[INFORMATION — start]

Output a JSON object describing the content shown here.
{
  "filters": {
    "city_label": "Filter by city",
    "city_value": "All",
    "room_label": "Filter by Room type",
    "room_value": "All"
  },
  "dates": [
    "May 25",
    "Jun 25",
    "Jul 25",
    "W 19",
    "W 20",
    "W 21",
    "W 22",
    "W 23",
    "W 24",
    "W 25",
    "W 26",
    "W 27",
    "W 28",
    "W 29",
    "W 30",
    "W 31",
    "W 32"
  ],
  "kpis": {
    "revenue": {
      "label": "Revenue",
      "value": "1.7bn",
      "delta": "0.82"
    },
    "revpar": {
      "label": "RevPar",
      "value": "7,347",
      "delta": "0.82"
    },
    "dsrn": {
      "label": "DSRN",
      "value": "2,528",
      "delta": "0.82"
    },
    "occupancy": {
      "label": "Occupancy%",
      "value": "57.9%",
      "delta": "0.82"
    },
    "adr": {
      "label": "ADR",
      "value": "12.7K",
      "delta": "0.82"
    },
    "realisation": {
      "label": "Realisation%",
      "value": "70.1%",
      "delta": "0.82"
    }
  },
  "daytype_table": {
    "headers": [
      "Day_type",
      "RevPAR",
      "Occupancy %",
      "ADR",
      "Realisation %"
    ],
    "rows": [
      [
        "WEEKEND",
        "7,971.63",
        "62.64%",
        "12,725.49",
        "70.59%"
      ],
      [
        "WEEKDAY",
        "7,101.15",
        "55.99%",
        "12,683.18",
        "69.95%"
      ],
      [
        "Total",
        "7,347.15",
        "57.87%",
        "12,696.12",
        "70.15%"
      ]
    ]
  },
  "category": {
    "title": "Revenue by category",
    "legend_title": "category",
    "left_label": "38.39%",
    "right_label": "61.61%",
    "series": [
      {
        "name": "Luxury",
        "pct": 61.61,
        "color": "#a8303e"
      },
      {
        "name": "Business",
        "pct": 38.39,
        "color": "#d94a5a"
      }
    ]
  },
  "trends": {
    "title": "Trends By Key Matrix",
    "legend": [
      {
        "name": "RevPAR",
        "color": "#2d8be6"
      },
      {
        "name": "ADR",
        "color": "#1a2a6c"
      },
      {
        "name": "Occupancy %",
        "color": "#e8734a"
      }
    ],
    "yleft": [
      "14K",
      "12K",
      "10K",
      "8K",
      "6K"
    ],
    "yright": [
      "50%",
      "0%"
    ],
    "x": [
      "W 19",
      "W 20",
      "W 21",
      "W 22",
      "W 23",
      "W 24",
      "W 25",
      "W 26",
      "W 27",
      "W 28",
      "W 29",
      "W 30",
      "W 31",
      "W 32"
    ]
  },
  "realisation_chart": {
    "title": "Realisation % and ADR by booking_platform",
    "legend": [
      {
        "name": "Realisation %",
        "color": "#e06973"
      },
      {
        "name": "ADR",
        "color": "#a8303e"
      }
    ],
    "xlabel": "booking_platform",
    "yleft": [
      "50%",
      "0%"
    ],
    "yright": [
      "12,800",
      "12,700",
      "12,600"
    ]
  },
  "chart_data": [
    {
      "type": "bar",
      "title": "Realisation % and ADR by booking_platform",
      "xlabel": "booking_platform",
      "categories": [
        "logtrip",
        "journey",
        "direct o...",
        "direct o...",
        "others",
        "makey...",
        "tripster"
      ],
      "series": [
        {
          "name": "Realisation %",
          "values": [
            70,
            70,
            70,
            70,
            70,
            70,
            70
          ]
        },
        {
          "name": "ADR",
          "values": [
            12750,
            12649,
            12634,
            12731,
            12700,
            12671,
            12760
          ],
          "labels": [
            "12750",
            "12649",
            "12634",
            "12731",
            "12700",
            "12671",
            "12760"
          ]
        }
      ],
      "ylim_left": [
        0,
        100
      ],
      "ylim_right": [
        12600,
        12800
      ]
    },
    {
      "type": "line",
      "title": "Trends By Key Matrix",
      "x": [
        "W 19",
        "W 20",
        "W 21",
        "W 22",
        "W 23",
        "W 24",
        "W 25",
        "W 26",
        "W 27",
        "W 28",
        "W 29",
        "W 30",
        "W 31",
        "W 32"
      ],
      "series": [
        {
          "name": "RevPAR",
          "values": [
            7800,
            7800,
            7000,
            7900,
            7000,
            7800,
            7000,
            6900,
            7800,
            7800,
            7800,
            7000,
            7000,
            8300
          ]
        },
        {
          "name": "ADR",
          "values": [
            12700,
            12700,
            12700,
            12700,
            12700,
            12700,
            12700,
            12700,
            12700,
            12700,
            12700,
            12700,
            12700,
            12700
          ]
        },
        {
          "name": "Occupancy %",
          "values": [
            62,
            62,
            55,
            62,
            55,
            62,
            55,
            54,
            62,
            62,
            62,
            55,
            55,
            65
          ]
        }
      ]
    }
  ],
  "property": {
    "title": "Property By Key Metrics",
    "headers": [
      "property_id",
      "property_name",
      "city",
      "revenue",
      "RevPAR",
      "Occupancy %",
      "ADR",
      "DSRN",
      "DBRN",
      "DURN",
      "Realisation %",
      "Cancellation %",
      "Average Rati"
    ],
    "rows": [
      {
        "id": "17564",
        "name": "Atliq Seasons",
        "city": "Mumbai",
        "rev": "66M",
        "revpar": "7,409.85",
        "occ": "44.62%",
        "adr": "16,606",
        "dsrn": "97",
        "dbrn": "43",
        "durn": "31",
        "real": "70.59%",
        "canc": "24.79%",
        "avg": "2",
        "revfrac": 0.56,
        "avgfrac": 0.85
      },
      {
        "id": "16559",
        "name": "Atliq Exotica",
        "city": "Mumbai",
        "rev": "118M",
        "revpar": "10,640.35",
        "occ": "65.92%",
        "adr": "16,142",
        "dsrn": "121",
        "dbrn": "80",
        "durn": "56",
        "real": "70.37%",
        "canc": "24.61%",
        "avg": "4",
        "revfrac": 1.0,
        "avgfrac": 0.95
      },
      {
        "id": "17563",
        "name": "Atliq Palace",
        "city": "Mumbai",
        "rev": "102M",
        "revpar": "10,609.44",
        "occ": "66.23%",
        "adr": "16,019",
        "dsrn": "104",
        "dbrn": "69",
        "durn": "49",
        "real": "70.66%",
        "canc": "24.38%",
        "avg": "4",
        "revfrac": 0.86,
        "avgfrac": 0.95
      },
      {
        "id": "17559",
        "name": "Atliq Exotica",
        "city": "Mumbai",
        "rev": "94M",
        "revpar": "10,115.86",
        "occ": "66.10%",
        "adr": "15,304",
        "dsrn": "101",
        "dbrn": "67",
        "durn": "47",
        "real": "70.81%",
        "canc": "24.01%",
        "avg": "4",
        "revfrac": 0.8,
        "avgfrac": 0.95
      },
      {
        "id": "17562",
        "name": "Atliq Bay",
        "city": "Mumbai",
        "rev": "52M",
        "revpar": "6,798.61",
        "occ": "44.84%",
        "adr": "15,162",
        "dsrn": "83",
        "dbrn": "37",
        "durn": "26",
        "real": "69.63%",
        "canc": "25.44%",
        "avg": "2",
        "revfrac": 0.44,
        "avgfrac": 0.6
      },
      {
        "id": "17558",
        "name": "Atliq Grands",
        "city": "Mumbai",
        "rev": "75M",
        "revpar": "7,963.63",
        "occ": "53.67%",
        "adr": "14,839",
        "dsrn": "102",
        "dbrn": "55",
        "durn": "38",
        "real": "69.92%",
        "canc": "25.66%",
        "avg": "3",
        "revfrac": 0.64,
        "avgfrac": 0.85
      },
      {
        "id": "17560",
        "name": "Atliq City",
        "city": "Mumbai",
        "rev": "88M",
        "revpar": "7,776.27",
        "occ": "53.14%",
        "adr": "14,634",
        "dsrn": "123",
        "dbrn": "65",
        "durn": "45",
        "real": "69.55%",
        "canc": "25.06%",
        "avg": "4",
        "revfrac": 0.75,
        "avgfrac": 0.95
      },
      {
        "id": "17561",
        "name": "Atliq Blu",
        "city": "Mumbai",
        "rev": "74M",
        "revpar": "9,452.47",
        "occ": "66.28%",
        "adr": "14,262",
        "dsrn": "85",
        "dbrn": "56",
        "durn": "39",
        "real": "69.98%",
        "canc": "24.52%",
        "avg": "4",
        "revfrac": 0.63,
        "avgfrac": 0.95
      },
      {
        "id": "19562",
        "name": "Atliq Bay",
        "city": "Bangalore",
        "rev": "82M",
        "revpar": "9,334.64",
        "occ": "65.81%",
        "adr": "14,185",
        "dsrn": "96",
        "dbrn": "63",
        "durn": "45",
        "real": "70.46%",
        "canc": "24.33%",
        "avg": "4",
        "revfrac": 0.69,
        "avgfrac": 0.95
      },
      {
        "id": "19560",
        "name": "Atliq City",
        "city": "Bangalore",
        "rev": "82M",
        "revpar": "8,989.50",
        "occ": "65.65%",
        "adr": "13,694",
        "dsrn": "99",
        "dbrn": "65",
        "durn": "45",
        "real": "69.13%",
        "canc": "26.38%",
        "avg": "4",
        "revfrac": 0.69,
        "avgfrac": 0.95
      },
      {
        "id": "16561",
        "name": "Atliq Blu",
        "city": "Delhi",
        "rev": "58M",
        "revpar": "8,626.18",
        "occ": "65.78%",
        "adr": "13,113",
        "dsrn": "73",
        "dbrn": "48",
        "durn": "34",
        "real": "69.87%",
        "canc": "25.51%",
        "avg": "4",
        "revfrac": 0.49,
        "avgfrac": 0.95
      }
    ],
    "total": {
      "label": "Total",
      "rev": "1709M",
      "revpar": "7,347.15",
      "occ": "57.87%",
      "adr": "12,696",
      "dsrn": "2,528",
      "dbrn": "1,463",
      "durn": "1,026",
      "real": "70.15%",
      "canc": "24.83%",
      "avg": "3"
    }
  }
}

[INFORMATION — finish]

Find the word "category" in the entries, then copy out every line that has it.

  "category": {
    "title": "Revenue by category",
    "legend_title": "category",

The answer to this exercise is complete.